> [DIRECTIONS FOR THIS TASK] In the data below, which lines contain "avatar"? List them by copying each one.

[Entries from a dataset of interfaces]

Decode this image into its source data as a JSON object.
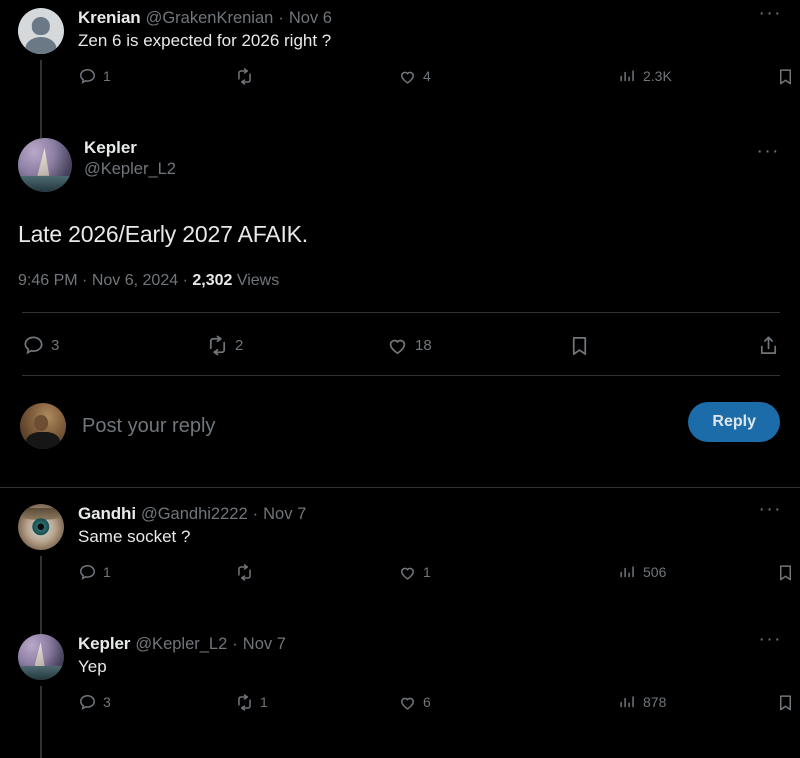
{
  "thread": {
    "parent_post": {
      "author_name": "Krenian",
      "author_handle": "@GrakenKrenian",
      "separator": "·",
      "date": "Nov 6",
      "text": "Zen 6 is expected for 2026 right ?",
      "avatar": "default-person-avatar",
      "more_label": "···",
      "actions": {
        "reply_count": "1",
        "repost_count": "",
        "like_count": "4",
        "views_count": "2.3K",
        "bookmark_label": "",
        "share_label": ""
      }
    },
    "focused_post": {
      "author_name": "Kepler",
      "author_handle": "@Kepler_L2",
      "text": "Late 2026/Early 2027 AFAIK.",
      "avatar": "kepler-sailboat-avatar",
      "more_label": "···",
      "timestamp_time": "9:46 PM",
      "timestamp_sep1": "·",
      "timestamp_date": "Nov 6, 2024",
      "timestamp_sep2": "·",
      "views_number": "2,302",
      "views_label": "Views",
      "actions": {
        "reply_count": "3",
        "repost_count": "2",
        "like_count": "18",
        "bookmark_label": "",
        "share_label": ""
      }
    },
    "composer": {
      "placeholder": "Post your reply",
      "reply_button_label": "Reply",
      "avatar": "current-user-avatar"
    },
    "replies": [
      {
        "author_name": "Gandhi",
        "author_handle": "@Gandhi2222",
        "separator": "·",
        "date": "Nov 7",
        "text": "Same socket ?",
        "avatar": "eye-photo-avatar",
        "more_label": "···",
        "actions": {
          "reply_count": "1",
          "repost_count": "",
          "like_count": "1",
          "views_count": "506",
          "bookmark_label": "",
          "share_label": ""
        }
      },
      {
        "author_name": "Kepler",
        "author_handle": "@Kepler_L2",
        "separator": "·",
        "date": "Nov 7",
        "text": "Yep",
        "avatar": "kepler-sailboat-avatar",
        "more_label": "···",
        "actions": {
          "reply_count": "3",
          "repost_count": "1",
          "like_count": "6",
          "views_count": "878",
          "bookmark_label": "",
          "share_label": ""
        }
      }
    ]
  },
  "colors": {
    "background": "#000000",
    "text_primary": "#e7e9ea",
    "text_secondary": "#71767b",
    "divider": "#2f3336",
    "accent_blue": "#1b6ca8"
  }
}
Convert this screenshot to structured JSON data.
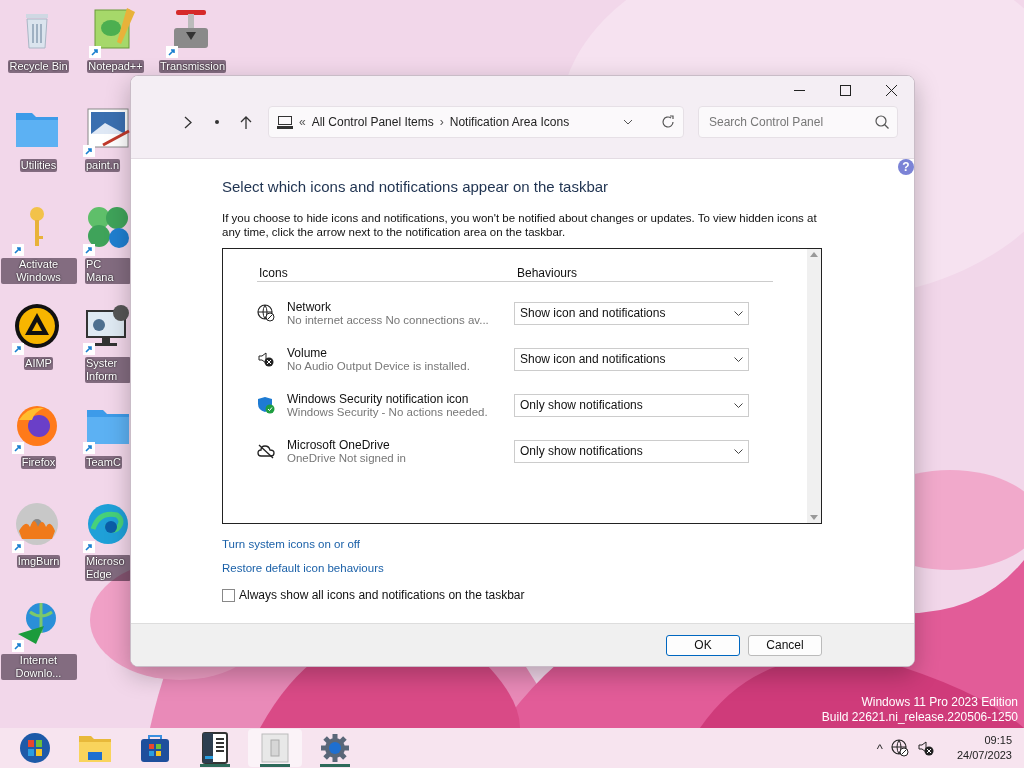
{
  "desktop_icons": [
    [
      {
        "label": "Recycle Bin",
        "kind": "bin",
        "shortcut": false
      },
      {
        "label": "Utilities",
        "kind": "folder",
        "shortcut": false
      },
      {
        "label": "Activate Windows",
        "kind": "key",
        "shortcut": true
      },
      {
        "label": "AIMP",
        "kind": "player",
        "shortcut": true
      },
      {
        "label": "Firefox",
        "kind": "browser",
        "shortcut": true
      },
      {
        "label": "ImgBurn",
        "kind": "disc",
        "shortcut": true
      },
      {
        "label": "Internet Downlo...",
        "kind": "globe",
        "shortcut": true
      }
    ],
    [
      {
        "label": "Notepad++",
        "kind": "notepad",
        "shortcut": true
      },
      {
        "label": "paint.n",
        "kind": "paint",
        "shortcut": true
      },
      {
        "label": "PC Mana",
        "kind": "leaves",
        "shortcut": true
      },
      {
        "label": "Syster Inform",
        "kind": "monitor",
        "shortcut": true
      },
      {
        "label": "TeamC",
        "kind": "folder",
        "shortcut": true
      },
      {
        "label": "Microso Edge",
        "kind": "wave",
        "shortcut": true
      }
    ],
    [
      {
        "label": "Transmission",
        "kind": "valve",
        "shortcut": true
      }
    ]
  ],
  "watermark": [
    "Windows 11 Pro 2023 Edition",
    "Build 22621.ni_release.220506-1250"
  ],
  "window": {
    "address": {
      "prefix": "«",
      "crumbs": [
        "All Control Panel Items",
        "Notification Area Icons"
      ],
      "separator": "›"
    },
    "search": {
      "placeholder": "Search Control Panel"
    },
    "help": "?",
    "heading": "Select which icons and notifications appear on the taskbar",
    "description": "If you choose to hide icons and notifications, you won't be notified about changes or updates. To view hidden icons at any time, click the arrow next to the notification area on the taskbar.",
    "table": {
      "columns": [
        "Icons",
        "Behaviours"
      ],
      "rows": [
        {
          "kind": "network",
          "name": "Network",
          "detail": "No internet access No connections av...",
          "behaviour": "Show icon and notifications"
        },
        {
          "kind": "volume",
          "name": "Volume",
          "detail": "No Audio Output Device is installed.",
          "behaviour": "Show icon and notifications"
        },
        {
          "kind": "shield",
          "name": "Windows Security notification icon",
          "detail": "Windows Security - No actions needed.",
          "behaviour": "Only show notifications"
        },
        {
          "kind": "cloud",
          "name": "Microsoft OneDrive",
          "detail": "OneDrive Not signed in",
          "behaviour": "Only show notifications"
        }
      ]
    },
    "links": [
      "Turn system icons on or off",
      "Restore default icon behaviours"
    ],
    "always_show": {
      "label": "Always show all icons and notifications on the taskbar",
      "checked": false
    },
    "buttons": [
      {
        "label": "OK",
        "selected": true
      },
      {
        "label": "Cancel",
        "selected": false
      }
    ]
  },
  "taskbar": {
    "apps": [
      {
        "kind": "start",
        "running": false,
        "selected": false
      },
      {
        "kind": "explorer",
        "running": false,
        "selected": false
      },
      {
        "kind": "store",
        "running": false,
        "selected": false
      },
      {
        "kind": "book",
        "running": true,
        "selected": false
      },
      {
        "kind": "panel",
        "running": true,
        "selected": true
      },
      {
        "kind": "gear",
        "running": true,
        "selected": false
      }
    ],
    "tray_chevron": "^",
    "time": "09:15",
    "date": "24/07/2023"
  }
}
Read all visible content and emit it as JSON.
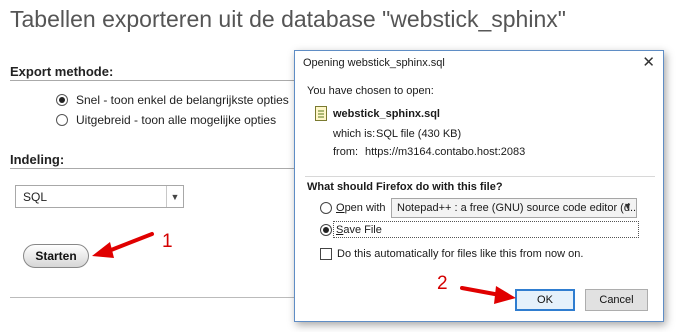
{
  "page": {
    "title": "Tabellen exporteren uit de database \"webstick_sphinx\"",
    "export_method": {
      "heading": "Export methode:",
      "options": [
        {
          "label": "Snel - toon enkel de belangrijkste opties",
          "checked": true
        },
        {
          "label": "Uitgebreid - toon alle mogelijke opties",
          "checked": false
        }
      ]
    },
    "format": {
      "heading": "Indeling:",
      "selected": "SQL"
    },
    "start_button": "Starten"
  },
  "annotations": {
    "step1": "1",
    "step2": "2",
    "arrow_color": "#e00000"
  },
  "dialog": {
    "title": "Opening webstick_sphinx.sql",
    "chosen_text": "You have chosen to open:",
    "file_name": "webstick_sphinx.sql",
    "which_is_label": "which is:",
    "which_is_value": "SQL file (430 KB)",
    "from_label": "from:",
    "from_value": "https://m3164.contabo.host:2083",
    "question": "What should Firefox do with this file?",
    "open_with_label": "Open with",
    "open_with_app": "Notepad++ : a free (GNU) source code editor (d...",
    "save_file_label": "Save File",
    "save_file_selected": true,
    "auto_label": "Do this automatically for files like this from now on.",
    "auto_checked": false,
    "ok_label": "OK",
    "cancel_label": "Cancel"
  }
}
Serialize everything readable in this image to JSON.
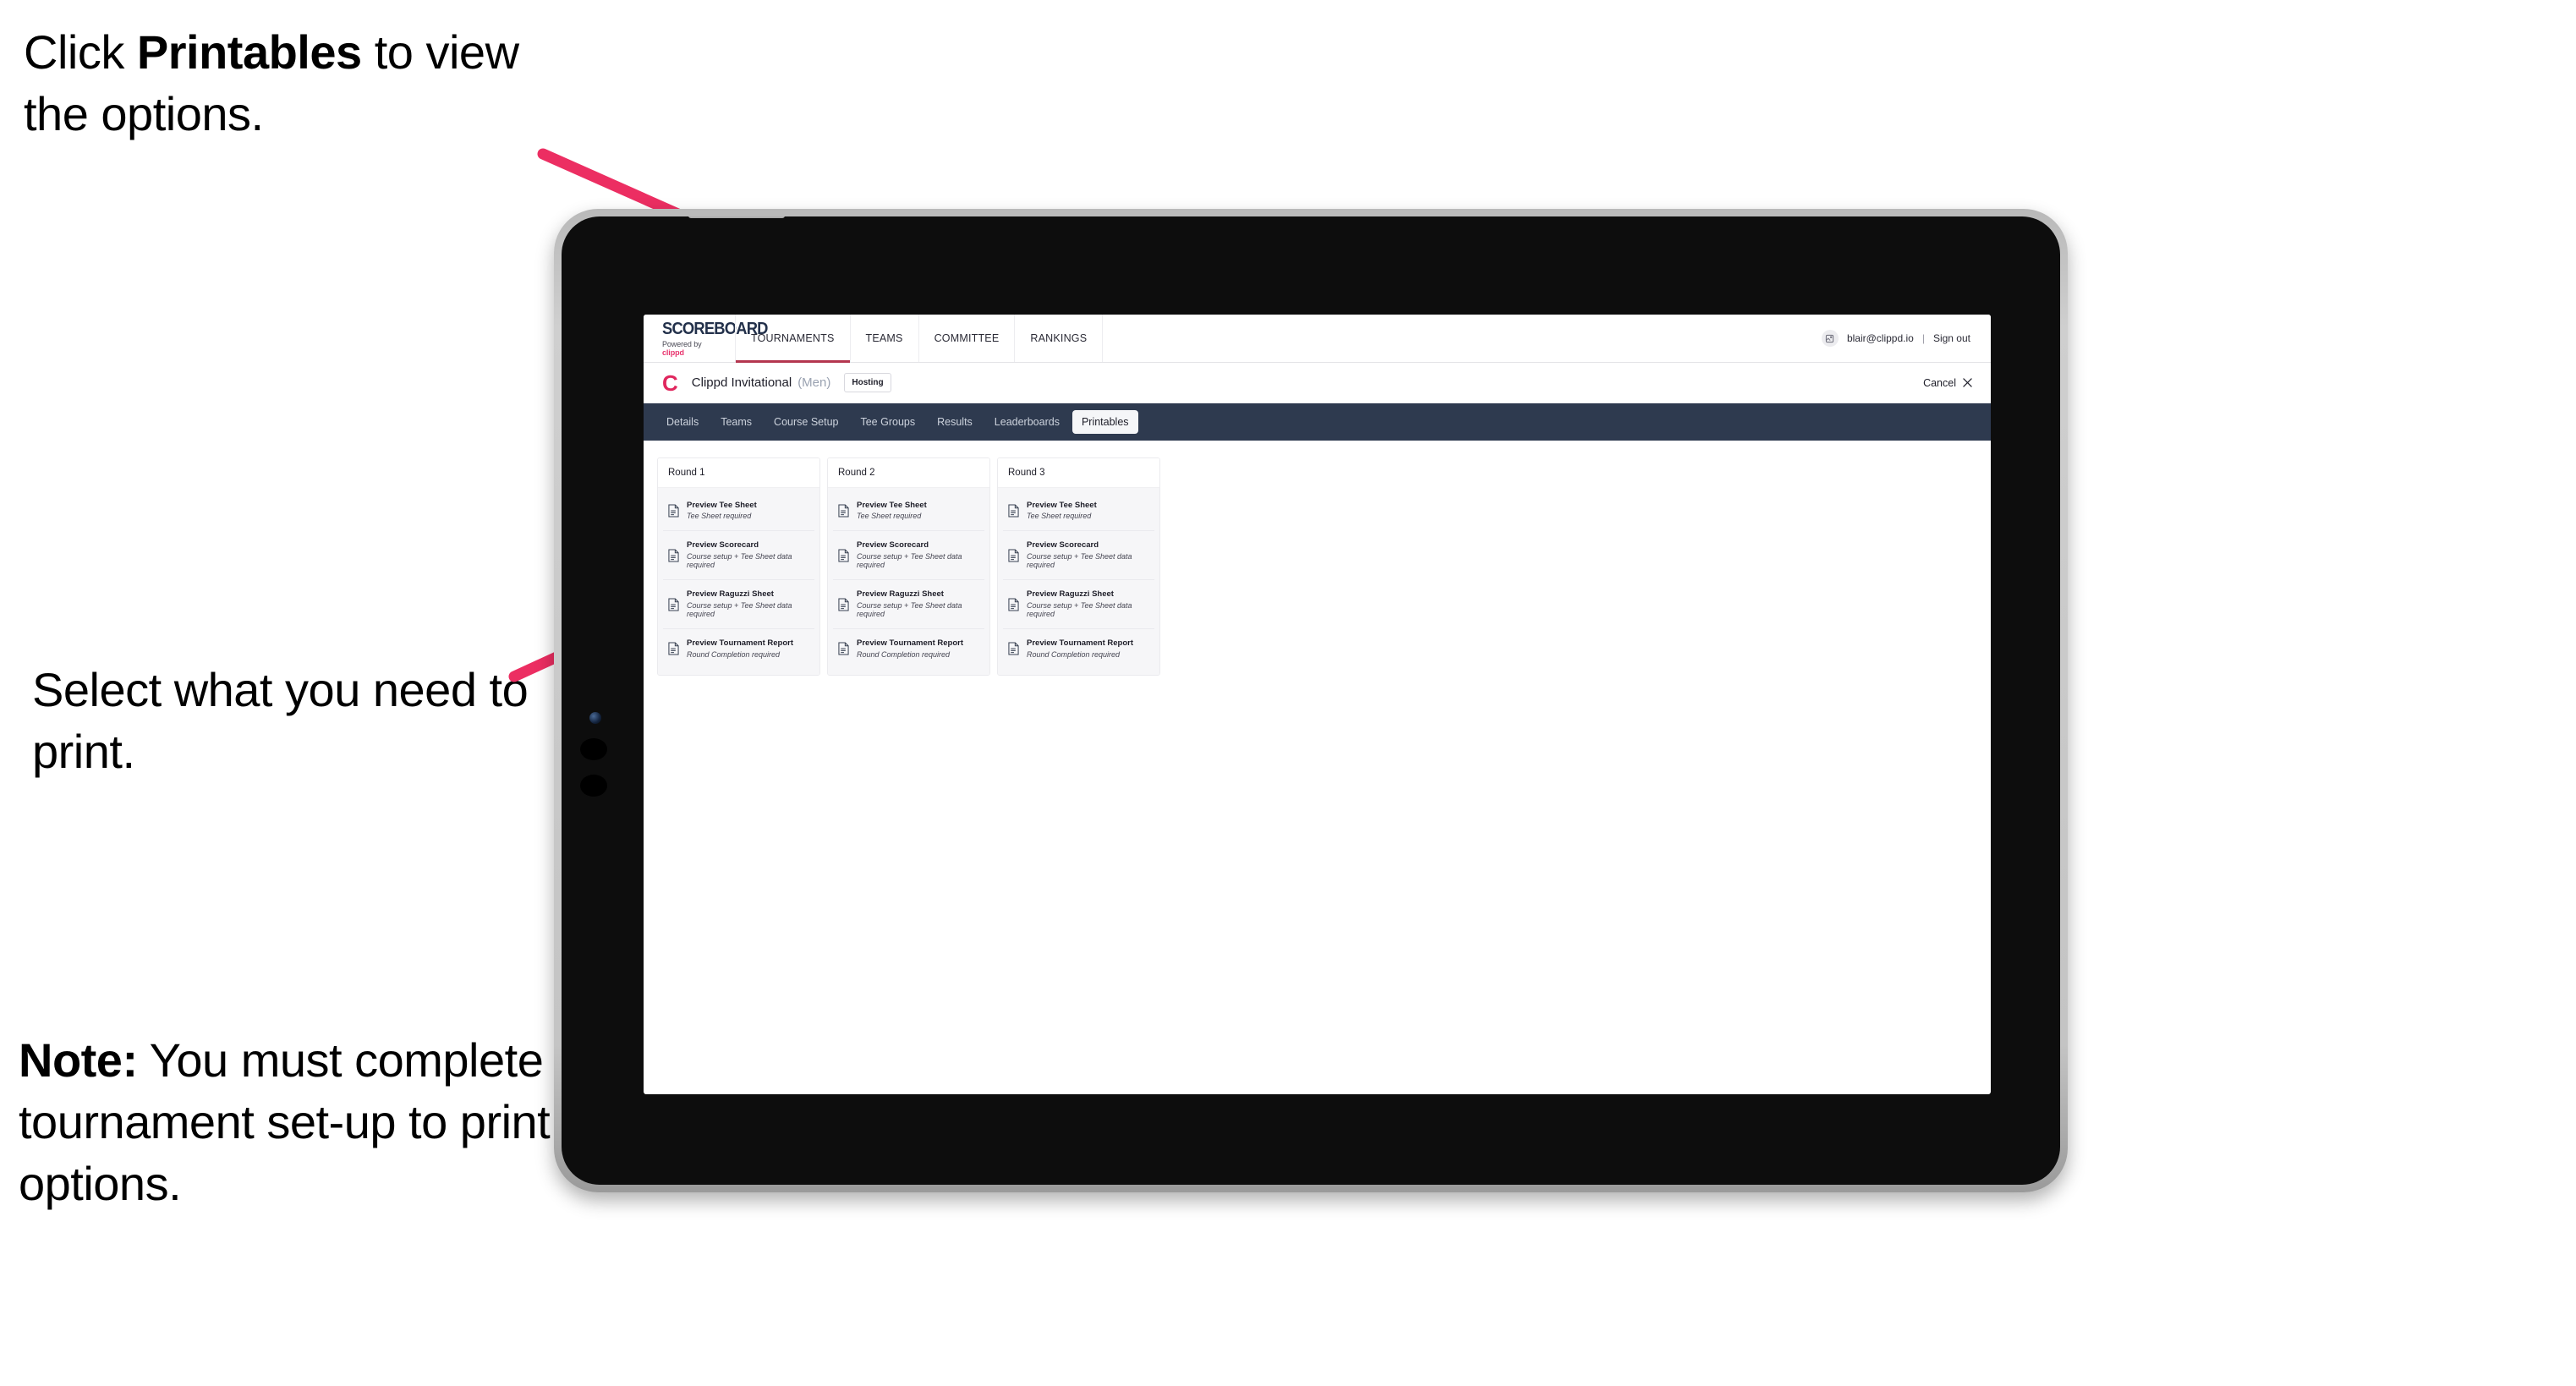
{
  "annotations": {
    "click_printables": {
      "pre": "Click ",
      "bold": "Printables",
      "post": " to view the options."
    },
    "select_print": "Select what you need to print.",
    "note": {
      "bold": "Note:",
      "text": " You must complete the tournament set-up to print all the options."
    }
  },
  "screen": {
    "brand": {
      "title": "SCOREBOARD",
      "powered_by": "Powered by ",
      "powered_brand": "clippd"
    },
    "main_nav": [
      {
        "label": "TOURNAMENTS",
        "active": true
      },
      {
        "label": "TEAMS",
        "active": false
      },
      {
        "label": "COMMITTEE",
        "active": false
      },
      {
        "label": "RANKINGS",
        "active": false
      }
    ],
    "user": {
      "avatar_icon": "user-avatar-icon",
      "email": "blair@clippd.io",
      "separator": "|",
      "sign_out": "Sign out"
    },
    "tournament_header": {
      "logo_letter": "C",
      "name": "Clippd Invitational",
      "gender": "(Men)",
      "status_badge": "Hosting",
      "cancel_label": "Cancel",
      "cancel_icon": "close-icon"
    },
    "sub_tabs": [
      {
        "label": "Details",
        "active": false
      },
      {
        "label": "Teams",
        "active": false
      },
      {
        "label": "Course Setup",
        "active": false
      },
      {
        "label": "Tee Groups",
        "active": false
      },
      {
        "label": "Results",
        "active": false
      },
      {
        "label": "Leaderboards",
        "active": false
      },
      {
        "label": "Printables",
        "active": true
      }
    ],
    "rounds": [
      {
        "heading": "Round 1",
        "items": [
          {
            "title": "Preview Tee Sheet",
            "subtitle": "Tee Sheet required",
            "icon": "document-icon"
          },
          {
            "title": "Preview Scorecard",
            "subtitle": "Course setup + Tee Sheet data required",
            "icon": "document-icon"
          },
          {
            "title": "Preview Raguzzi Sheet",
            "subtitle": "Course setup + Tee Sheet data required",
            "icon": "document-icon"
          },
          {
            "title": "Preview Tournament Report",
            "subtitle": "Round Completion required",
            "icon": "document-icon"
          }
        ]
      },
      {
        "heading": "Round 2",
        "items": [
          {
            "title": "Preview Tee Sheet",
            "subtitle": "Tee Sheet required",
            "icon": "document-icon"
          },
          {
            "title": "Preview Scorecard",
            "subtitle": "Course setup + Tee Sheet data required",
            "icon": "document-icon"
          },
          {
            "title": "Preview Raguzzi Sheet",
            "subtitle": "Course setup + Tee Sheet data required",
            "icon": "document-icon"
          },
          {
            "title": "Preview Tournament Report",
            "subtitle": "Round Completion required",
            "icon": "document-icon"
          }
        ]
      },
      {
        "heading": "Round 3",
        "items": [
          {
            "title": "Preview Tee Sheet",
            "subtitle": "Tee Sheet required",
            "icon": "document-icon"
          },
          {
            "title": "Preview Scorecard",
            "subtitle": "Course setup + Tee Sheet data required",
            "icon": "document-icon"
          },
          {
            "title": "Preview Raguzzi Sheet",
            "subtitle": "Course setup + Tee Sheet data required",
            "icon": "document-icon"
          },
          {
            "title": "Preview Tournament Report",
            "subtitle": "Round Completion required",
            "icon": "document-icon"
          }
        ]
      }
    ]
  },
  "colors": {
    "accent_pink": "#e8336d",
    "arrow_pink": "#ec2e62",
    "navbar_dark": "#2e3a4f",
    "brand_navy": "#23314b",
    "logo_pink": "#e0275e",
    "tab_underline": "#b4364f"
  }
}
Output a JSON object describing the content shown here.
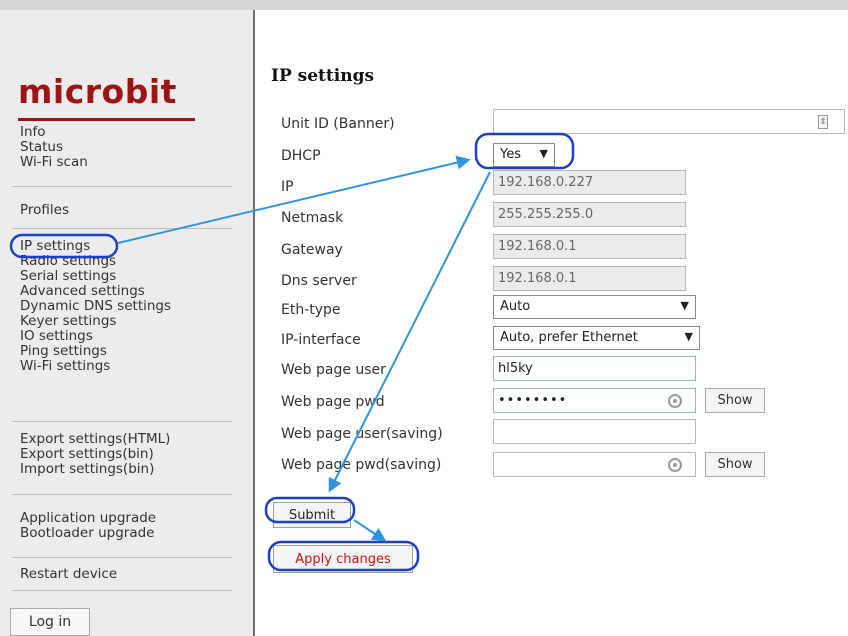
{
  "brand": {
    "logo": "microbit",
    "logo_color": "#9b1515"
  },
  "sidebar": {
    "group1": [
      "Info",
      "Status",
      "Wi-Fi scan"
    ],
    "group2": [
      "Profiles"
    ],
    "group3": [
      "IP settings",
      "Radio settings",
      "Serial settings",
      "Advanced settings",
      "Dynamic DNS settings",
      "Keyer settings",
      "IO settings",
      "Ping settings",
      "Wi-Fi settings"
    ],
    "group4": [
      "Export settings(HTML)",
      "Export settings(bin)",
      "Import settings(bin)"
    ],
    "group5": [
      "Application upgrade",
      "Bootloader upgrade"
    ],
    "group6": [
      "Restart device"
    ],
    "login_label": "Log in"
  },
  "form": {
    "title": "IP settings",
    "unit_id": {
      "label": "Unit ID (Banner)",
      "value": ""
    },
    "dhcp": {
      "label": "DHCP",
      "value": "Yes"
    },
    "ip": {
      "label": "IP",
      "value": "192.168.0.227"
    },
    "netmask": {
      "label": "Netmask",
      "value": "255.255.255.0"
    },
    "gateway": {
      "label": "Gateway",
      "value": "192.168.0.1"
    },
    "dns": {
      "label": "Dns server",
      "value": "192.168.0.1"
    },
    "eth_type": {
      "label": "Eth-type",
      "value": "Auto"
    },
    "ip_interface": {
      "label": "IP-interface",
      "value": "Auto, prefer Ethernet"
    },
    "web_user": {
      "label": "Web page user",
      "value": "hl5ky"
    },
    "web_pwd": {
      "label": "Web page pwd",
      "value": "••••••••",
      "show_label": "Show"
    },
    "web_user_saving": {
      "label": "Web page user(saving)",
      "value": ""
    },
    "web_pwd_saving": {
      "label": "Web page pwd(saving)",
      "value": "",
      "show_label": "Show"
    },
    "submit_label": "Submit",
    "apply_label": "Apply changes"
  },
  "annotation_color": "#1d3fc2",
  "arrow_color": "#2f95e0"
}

> [REPLY]
      "avatar": "default-person-avatar",
      "avatar": "kepler-sailboat-avatar",
      "avatar": "current-user-avatar"
        "avatar": "eye-photo-avatar",
        "avatar": "kepler-sailboat-avatar",
      "avatar_icon": "user-avatar-icon",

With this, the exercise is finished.